**Task brief**:
Give every entry again, exactly as it stands.

**Data for review**:
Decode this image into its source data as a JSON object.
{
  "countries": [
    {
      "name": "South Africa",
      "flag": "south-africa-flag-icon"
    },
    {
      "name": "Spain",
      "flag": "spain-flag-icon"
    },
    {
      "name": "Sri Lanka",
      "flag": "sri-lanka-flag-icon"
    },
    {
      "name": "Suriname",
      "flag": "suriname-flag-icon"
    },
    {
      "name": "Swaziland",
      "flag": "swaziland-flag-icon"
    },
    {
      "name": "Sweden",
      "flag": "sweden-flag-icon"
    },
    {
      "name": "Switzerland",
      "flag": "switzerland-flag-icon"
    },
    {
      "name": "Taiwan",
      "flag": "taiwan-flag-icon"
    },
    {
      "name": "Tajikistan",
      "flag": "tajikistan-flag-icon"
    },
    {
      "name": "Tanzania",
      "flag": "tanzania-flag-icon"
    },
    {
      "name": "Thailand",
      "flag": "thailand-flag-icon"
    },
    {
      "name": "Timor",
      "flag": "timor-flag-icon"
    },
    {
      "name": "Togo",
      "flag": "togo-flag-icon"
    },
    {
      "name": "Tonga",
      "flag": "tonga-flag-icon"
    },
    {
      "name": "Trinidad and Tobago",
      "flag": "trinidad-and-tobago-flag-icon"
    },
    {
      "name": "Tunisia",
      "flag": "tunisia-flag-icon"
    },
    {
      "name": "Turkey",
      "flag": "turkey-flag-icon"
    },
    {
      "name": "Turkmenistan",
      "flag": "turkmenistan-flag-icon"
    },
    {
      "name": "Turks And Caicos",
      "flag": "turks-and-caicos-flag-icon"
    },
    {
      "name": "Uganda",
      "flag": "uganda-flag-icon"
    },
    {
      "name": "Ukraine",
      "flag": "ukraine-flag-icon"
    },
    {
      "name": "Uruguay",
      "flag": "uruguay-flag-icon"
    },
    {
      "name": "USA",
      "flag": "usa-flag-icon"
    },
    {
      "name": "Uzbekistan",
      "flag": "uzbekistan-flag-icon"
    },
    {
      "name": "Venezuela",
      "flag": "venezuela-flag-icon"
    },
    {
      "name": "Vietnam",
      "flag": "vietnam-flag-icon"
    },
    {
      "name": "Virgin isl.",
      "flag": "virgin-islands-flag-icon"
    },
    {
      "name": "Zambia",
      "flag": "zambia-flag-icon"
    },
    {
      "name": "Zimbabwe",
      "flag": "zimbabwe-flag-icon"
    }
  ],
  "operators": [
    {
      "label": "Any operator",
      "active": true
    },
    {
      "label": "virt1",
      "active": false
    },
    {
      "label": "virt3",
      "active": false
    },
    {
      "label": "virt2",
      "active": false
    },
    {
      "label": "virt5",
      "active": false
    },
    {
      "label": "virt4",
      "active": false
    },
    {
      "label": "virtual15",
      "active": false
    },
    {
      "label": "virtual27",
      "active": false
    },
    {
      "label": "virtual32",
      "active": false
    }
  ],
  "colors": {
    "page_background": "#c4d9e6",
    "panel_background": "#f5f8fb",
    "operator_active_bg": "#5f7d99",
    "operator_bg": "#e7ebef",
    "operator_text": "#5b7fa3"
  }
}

**Solution to the problem**:
Decode this image into its source data as a JSON object.
{
  "countries": [
    {
      "name": "South Africa",
      "flag": "south-africa-flag-icon"
    },
    {
      "name": "Spain",
      "flag": "spain-flag-icon"
    },
    {
      "name": "Sri Lanka",
      "flag": "sri-lanka-flag-icon"
    },
    {
      "name": "Suriname",
      "flag": "suriname-flag-icon"
    },
    {
      "name": "Swaziland",
      "flag": "swaziland-flag-icon"
    },
    {
      "name": "Sweden",
      "flag": "sweden-flag-icon"
    },
    {
      "name": "Switzerland",
      "flag": "switzerland-flag-icon"
    },
    {
      "name": "Taiwan",
      "flag": "taiwan-flag-icon"
    },
    {
      "name": "Tajikistan",
      "flag": "tajikistan-flag-icon"
    },
    {
      "name": "Tanzania",
      "flag": "tanzania-flag-icon"
    },
    {
      "name": "Thailand",
      "flag": "thailand-flag-icon"
    },
    {
      "name": "Timor",
      "flag": "timor-flag-icon"
    },
    {
      "name": "Togo",
      "flag": "togo-flag-icon"
    },
    {
      "name": "Tonga",
      "flag": "tonga-flag-icon"
    },
    {
      "name": "Trinidad and Tobago",
      "flag": "trinidad-and-tobago-flag-icon"
    },
    {
      "name": "Tunisia",
      "flag": "tunisia-flag-icon"
    },
    {
      "name": "Turkey",
      "flag": "turkey-flag-icon"
    },
    {
      "name": "Turkmenistan",
      "flag": "turkmenistan-flag-icon"
    },
    {
      "name": "Turks And Caicos",
      "flag": "turks-and-caicos-flag-icon"
    },
    {
      "name": "Uganda",
      "flag": "uganda-flag-icon"
    },
    {
      "name": "Ukraine",
      "flag": "ukraine-flag-icon"
    },
    {
      "name": "Uruguay",
      "flag": "uruguay-flag-icon"
    },
    {
      "name": "USA",
      "flag": "usa-flag-icon"
    },
    {
      "name": "Uzbekistan",
      "flag": "uzbekistan-flag-icon"
    },
    {
      "name": "Venezuela",
      "flag": "venezuela-flag-icon"
    },
    {
      "name": "Vietnam",
      "flag": "vietnam-flag-icon"
    },
    {
      "name": "Virgin isl.",
      "flag": "virgin-islands-flag-icon"
    },
    {
      "name": "Zambia",
      "flag": "zambia-flag-icon"
    },
    {
      "name": "Zimbabwe",
      "flag": "zimbabwe-flag-icon"
    }
  ],
  "operators": [
    {
      "label": "Any operator",
      "active": true
    },
    {
      "label": "virt1",
      "active": false
    },
    {
      "label": "virt3",
      "active": false
    },
    {
      "label": "virt2",
      "active": false
    },
    {
      "label": "virt5",
      "active": false
    },
    {
      "label": "virt4",
      "active": false
    },
    {
      "label": "virtual15",
      "active": false
    },
    {
      "label": "virtual27",
      "active": false
    },
    {
      "label": "virtual32",
      "active": false
    }
  ],
  "colors": {
    "page_background": "#c4d9e6",
    "panel_background": "#f5f8fb",
    "operator_active_bg": "#5f7d99",
    "operator_bg": "#e7ebef",
    "operator_text": "#5b7fa3"
  }
}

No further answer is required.